Wednesday, September 1, 2021
Contact: Bekah Hinojosa (956) 975-6634 or email@example.com
A Just Ida Recovery in the Gulf South
Another Gulf Is Possible Collaborative uses mutual aid funds to provide just recovery kits to our network of frontline Indigenous, Black, and Brown, and community members impacted by Hurricane Ida.
NEW ORLEANS, LA — Hurricane Ida left a devastating track after making landfall at Category 4 strength on the same date Hurricane Katrina hit 16 years ago. Extreme weather occurrences are more frequent, as evidenced by Hurricane Season 2020 in South Louisiana, which produced Hurricanes Laura, Delta, and Zeta.
The Gulf South is one of the epicenters of the petrochemical industry that is driving climate change, adding an even more horrific element to the process of hurricane recovery. The land and water are at high risk of being further toxified from the damage caused due to flooding from the storm surge, high-velocity wind (up to 150 mph), in addition to chemical spills, flares, and fires. This is all occurring in the midst of the Delta variant surge in the pandemic, impacting Indigenous, Black, and Brown people the most.
“Our communities, and especially fishermen, have just been having a tough time in general,” said Monique Verdin, Another Gulf Is Possible Collaborative member based in Bvlbancha (New Orleans). “It was not that long ago that the BP drilling disaster happened, and there were years of impacts to the fisheries, and the fisheries have just bounced back. And more storms like this could take out a whole fleet and a whole community.”

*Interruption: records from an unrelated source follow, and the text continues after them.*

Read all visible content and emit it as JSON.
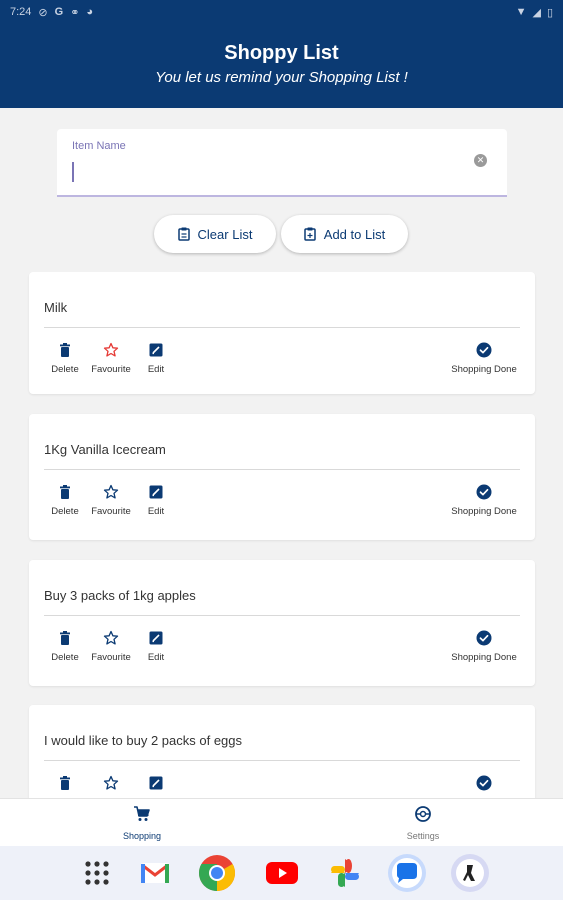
{
  "status_bar": {
    "time": "7:24"
  },
  "header": {
    "title": "Shoppy List",
    "subtitle": "You let us remind your Shopping List !"
  },
  "input": {
    "label": "Item Name",
    "value": "",
    "placeholder": ""
  },
  "buttons": {
    "clear_label": "Clear List",
    "add_label": "Add to List"
  },
  "action_labels": {
    "delete": "Delete",
    "favourite": "Favourite",
    "edit": "Edit",
    "done": "Shopping Done"
  },
  "items": [
    {
      "text": "Milk",
      "favourite": true
    },
    {
      "text": "1Kg Vanilla Icecream",
      "favourite": false
    },
    {
      "text": "Buy 3 packs of 1kg apples",
      "favourite": false
    },
    {
      "text": "I would like to buy 2 packs of eggs",
      "favourite": false
    }
  ],
  "bottom_nav": {
    "shopping_label": "Shopping",
    "settings_label": "Settings"
  },
  "colors": {
    "primary": "#0b3a73",
    "favourite_active": "#e53935",
    "accent_label": "#7a74b5"
  },
  "dock_apps": [
    "app-drawer-icon",
    "gmail-icon",
    "chrome-icon",
    "youtube-icon",
    "photos-icon",
    "messages-icon",
    "app-icon"
  ]
}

For years, Another Gulf Is Possible Collaborative has been engaged in mutual aid support, including “Just Recovery” kits and “Re-Entry” kits to help families return to their homes after a disaster. Our mutual aid includes immediate financial support, and the kits contain solar-powered equipment, non-perishables, non-toxic solutions to remove mold, and water purification gear. Another Gulf is Possible also curates rapid response resources and community requests in real-time during disasters in the Gulf South, and presently for Hurricane Ida through our Just Ida Recovery Resource webpage.
“Our communities are going to be without power in Louisiana’s summer heat indefinitely. For the last couple years, we’ve positioned ourselves to help meet those immediate needs with our Just Recovery Kits, to provide solar power and clean water,” said Anne White Hat, Another Gulf Is Possible Collaborative member based in Bvlbancha (New Orleans). “These are investments in long-term Just Transition and survival.”

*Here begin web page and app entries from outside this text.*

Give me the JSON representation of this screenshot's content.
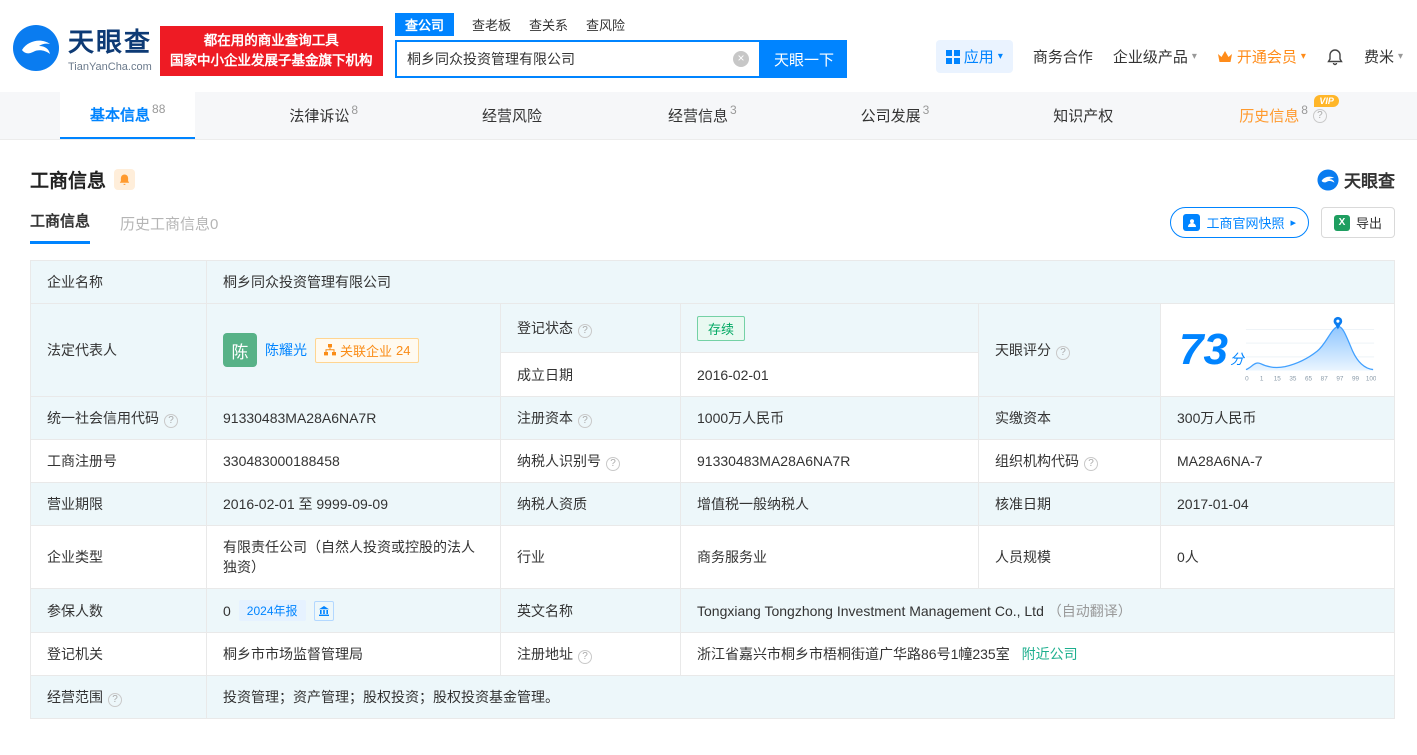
{
  "colors": {
    "brand_blue": "#0084ff",
    "banner_red": "#ee1b24",
    "vip_orange": "#ff8c1a",
    "status_green": "#00a862",
    "nearby_green": "#1daf8e"
  },
  "brand": {
    "name": "天眼查",
    "domain": "TianYanCha.com",
    "slogan1": "都在用的商业查询工具",
    "slogan2": "国家中小企业发展子基金旗下机构"
  },
  "search": {
    "tabs": [
      {
        "label": "查公司"
      },
      {
        "label": "查老板"
      },
      {
        "label": "查关系"
      },
      {
        "label": "查风险"
      }
    ],
    "value": "桐乡同众投资管理有限公司",
    "submit": "天眼一下"
  },
  "topmenu": {
    "apps": "应用",
    "cooperation": "商务合作",
    "enterprise": "企业级产品",
    "vip": "开通会员",
    "user": "费米"
  },
  "nav": {
    "vip_tag": "VIP",
    "tabs": [
      {
        "label": "基本信息",
        "count": "88"
      },
      {
        "label": "法律诉讼",
        "count": "8"
      },
      {
        "label": "经营风险",
        "count": ""
      },
      {
        "label": "经营信息",
        "count": "3"
      },
      {
        "label": "公司发展",
        "count": "3"
      },
      {
        "label": "知识产权",
        "count": ""
      },
      {
        "label": "历史信息",
        "count": "8"
      }
    ]
  },
  "section": {
    "title": "工商信息",
    "brand": "天眼查",
    "subtab_active": "工商信息",
    "subtab_history": "历史工商信息0",
    "snapshot": "工商官网快照",
    "export": "导出"
  },
  "biz": {
    "name_label": "企业名称",
    "name": "桐乡同众投资管理有限公司",
    "legal_label": "法定代表人",
    "avatar": "陈",
    "legal_name": "陈耀光",
    "related": "关联企业",
    "related_count": "24",
    "status_label": "登记状态",
    "status": "存续",
    "date_label": "成立日期",
    "date": "2016-02-01",
    "score_label": "天眼评分",
    "score": "73",
    "score_unit": "分",
    "credit_label": "统一社会信用代码",
    "credit": "91330483MA28A6NA7R",
    "regcap_label": "注册资本",
    "regcap": "1000万人民币",
    "paidcap_label": "实缴资本",
    "paidcap": "300万人民币",
    "regno_label": "工商注册号",
    "regno": "330483000188458",
    "taxno_label": "纳税人识别号",
    "taxno": "91330483MA28A6NA7R",
    "orgcode_label": "组织机构代码",
    "orgcode": "MA28A6NA-7",
    "term_label": "营业期限",
    "term": "2016-02-01 至 9999-09-09",
    "taxq_label": "纳税人资质",
    "taxq": "增值税一般纳税人",
    "approve_label": "核准日期",
    "approve": "2017-01-04",
    "type_label": "企业类型",
    "type": "有限责任公司（自然人投资或控股的法人独资）",
    "industry_label": "行业",
    "industry": "商务服务业",
    "staff_label": "人员规模",
    "staff": "0人",
    "insured_label": "参保人数",
    "insured": "0",
    "annual_badge": "2024年报",
    "en_label": "英文名称",
    "en_name": "Tongxiang Tongzhong Investment Management Co., Ltd",
    "auto_translate": "（自动翻译）",
    "authority_label": "登记机关",
    "authority": "桐乡市市场监督管理局",
    "address_label": "注册地址",
    "address": "浙江省嘉兴市桐乡市梧桐街道广华路86号1幢235室",
    "nearby": "附近公司",
    "scope_label": "经营范围",
    "scope": "投资管理；资产管理；股权投资；股权投资基金管理。"
  },
  "score_chart": {
    "ticks": [
      "0",
      "1",
      "15",
      "35",
      "65",
      "87",
      "97",
      "99",
      "100"
    ]
  }
}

Another Gulf Is Possible Collaborative is a women-of-color-led, grassroots collaborative of eleven members from Brownsville, Texas to Pensacola, Florida. Our collaborative centers cultural organizing, arts-based healing, direct action, advocacy, transformative justice, education, and locally-led capacity-building training as our core areas of work. For more information, visit anothergulf.com.